Petitioners include: ReNew Power, Mahoba Solar, Phelan Energy, and Clean Sustainable Energy
The Central Electricity Regulatory Commission (CERC) has passed an order that will give compensation relief from the safeguard duty to four developers after they petitioned the commission citing the Change in Law clause. The clause recognizes contracts that are already in force when a law change occurs, like in the case of the safeguard duty.
Four petitioners – ReNew Solar Power, Phelan Energy India RJ Pvt. Limited, Clean Sustainable Energy Pvt Ltd, and Mahoba Solar (UP) Pvt Limited. The companies had filed the petition against SECI, BSES Yamuna Power Limited, Jaipur Vidyut Vitran Nigam Ltd, and Ajmer Vidyut Vitran Nigam Ltd, and Jodhpur Vidyut Vitran Nigam Ltd, filed for relief, seeking compensation of the safeguard duty on the imports of solar cells and modules.
“Such imposition of safeguard duty may result in an increase in non-recurring expenditure as well, if certain modules are imported as a part of O&M up to July 30, 2020,” states the petition.
The four petitioners have asked for lump sum compensation of ₹739.5 million (~$10.5 million) to be paid to the petitioner on account of the additional levy of safeguard duty and IGST on importing solar cells, along with interest. They have requested CERC to direct the SECI to pay within 60 days from the date a claim was filed by the petitioner, failing which it will attract late payment surcharge as provided under PPA.
The commission has directed the four petitioners to submit to SECI all the relevant documents showing a clear and one-to-one correlation between the projects and the supply of imported goods until the scheduled commissioning dates.
The commission has directed SECI to reconcile the claim related documents within 15 days of submission by the petitioners. The commission has also suggested that the petitioners and SECI can mutually agree to a mechanism for the payment of compensation on annuity basis spread over a period not exceeding the duration of the power purchase agreements as a percentage of the tariff agreed in the PPAs.
In September 2019, Mercom reported that the Karnataka Electricity Regulatory Commission (KERC) stated that the imposition of the safeguard duty would be treated as ‘Change in Law’ for ACME Solar’s projects in Karnataka.
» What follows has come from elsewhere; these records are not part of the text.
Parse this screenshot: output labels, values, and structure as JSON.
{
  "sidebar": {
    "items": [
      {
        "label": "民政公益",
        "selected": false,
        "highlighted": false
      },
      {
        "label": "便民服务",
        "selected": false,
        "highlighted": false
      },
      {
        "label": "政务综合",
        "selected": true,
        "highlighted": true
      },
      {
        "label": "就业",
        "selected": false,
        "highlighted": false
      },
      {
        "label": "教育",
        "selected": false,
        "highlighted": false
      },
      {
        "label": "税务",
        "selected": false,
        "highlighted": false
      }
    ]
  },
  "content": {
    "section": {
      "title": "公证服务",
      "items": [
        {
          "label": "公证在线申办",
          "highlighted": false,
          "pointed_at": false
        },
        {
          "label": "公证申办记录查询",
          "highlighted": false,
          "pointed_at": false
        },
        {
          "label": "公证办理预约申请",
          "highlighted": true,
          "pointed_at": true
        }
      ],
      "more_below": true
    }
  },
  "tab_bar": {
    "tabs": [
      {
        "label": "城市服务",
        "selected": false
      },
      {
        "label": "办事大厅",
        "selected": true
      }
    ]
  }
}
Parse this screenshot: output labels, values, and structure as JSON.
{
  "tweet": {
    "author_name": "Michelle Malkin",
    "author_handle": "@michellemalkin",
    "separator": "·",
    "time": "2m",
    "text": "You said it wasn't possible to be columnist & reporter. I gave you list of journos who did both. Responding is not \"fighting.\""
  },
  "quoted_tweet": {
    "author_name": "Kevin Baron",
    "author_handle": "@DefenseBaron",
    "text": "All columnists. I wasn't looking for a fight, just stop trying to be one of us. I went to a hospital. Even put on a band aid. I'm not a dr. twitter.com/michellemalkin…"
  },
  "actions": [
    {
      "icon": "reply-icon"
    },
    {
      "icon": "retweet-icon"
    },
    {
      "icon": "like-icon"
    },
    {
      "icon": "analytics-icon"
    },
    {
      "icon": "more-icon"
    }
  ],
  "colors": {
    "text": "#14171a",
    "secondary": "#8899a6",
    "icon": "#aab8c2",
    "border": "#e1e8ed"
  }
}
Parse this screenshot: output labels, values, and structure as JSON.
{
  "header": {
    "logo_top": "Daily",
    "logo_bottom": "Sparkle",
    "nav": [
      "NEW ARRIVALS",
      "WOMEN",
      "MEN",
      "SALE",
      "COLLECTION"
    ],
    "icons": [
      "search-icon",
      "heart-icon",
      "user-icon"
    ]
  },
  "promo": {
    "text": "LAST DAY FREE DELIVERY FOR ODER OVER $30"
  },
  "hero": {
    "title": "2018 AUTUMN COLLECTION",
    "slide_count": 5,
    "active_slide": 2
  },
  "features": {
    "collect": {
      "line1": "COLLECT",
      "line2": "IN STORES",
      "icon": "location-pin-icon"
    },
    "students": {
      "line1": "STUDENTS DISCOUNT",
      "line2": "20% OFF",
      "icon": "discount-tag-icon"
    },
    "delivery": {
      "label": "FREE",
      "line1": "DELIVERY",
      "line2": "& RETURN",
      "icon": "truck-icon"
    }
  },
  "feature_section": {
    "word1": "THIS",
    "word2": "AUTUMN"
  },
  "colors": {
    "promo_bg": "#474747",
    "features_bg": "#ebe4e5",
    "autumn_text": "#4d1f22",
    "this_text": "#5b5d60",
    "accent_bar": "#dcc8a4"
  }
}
In February this year, the Maharashtra Electricity Regulatory Commission in its order also reiterated that the safeguard duty is an event of Change in Law, and therefore, the additional expenditure and other impacts will be considered for reimbursement.